Please report each line of the data below that contains "windll".

+++ Extracted entries

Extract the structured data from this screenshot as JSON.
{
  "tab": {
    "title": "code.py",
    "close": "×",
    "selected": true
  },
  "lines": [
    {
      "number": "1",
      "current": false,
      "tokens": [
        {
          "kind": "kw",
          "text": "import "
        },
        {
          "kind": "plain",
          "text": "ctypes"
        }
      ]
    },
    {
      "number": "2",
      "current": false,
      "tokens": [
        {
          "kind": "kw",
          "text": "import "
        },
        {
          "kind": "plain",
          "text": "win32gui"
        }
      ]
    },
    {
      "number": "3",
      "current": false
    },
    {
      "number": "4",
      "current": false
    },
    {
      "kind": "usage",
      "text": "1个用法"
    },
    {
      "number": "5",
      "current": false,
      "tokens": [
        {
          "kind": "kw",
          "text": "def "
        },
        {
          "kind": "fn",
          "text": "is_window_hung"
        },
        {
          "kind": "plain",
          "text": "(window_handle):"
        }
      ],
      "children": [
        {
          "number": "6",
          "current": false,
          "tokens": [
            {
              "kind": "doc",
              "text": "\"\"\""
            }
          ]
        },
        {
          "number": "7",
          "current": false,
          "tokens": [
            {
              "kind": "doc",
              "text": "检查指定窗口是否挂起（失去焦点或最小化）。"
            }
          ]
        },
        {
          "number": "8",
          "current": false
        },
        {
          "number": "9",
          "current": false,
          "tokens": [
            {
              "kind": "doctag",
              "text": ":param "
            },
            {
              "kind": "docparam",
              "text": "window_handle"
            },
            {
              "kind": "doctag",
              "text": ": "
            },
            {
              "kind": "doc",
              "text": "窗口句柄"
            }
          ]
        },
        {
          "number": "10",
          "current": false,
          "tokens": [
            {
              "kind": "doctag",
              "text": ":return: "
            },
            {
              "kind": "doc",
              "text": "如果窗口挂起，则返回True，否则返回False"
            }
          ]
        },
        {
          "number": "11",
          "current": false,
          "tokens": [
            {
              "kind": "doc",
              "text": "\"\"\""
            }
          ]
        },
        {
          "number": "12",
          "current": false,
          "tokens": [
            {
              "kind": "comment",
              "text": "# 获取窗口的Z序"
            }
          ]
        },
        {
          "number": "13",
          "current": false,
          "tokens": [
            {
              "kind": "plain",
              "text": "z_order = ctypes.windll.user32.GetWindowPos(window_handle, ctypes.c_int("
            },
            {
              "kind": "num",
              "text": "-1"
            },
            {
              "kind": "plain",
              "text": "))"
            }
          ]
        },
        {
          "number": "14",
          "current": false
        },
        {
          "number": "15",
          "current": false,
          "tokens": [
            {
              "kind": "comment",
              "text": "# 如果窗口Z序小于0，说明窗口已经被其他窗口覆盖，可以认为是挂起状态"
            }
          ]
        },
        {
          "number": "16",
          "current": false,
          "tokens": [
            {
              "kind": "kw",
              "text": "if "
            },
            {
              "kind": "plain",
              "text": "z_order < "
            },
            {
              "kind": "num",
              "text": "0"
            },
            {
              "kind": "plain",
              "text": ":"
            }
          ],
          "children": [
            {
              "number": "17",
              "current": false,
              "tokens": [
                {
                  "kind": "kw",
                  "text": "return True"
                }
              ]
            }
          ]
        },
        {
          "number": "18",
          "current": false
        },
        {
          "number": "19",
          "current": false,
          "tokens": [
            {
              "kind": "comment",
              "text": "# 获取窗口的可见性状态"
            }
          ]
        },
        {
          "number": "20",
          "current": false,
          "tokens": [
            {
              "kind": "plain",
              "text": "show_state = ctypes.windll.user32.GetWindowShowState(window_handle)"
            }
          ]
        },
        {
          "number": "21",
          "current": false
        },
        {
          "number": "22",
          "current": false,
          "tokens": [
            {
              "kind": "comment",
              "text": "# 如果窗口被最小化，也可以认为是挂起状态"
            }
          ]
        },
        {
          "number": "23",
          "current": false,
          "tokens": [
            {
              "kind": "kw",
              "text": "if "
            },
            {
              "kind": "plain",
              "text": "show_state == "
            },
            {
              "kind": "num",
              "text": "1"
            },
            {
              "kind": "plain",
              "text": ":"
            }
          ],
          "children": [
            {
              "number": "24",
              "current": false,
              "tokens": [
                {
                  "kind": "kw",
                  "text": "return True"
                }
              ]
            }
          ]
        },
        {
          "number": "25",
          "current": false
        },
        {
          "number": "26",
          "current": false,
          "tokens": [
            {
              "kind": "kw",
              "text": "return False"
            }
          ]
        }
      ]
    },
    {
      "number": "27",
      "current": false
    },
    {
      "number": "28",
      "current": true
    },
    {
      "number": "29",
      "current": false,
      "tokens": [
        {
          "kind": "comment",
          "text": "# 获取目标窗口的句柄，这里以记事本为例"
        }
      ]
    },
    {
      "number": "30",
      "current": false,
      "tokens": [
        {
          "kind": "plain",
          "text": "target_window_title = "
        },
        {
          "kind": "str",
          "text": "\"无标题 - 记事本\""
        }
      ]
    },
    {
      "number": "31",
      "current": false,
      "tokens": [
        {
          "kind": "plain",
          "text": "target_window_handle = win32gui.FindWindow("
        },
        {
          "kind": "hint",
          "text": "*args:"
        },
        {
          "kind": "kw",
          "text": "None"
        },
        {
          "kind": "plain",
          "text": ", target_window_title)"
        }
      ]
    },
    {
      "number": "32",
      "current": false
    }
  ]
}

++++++

◆ **Response for this exercise**:
              "text": "z_order = ctypes.windll.user32.GetWindowPos(window_handle, ctypes.c_int("
              "text": "show_state = ctypes.windll.user32.GetWindowShowState(window_handle)"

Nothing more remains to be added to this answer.